*** Opening DATA SUPPLIED ***

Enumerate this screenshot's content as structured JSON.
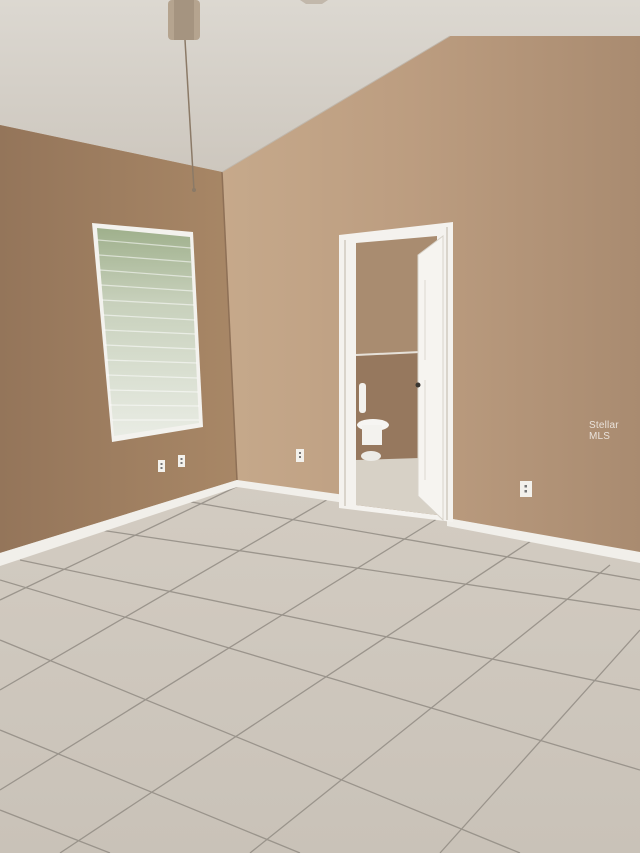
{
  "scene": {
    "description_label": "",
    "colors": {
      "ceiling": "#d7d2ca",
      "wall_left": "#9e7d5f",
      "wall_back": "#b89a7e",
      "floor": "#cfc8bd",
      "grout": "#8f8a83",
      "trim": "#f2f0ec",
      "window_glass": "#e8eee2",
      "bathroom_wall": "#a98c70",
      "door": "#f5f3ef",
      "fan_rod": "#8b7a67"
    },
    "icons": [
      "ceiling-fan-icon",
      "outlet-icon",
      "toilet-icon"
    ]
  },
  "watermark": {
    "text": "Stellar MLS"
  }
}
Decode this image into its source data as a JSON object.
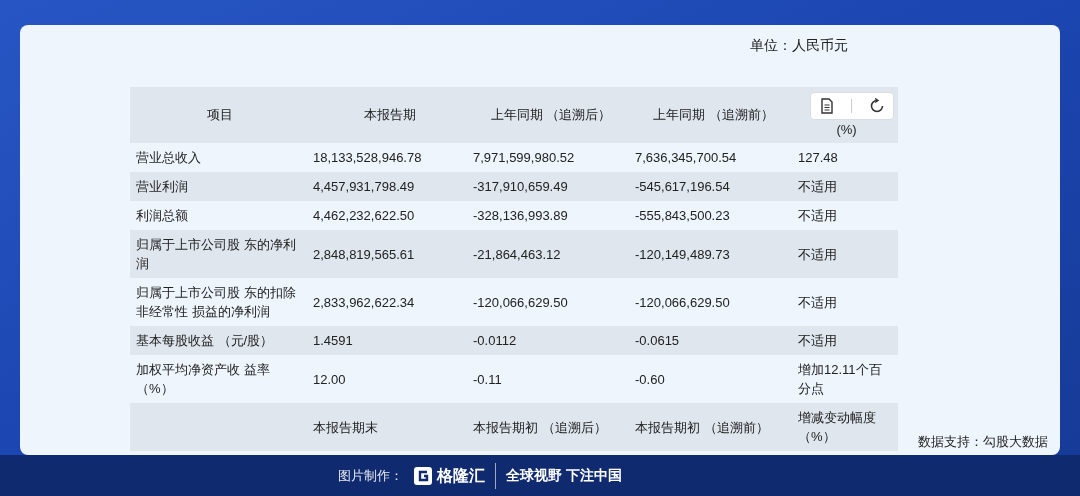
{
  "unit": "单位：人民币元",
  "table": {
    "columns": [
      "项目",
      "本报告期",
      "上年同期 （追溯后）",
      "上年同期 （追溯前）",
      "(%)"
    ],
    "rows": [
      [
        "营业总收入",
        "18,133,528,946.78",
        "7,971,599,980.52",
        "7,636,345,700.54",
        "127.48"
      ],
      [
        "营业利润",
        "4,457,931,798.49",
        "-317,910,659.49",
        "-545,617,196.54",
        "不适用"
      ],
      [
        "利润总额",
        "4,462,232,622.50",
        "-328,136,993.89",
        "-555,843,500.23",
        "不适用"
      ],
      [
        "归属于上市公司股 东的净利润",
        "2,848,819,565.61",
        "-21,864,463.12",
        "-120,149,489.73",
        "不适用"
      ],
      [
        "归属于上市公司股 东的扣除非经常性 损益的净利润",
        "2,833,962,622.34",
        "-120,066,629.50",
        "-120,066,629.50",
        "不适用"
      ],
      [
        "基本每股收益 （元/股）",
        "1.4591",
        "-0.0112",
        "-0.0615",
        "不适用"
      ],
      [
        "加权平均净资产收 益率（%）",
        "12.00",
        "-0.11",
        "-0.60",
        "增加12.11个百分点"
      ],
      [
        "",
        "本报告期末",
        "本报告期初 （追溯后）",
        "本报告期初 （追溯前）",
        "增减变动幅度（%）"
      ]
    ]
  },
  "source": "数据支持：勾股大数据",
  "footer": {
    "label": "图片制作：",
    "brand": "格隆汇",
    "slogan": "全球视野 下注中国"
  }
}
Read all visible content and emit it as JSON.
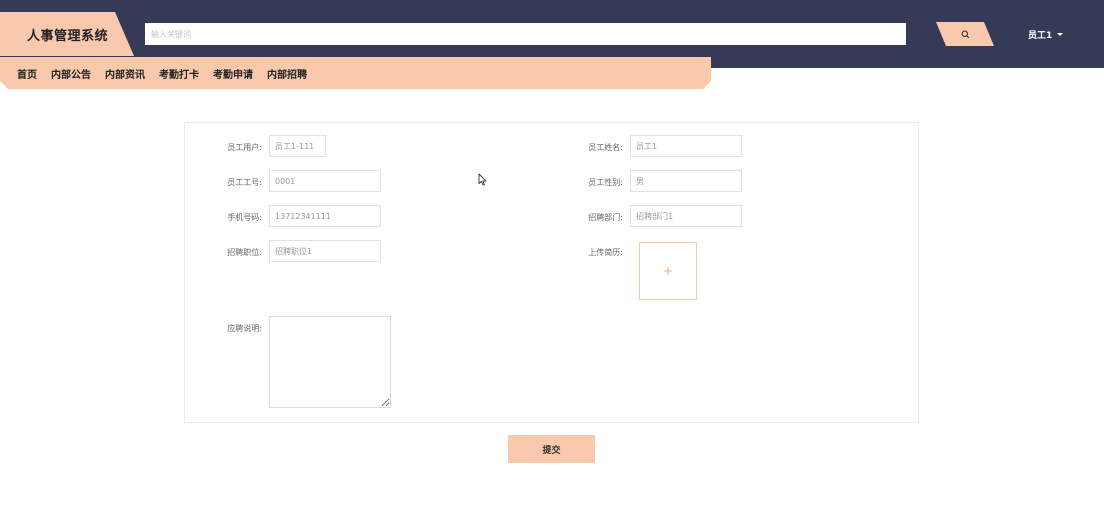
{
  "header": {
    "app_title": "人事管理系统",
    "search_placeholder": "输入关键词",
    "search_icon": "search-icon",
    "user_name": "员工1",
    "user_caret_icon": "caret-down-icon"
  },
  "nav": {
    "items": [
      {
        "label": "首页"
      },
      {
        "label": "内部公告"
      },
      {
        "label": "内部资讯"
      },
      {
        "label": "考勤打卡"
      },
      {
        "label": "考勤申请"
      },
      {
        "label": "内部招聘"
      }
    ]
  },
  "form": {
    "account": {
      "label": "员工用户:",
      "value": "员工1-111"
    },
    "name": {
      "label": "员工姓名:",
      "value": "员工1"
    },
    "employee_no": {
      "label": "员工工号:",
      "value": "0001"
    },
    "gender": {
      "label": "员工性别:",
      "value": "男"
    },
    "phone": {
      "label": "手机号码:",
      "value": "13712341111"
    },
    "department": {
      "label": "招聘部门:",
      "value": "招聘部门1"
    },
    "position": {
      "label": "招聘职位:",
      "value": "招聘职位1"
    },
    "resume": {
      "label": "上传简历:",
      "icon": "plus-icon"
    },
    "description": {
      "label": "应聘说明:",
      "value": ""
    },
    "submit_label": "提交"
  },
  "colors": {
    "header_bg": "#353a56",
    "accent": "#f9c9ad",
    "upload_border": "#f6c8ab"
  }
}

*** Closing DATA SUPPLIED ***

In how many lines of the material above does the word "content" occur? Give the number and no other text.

EXERCISE ANSWER
2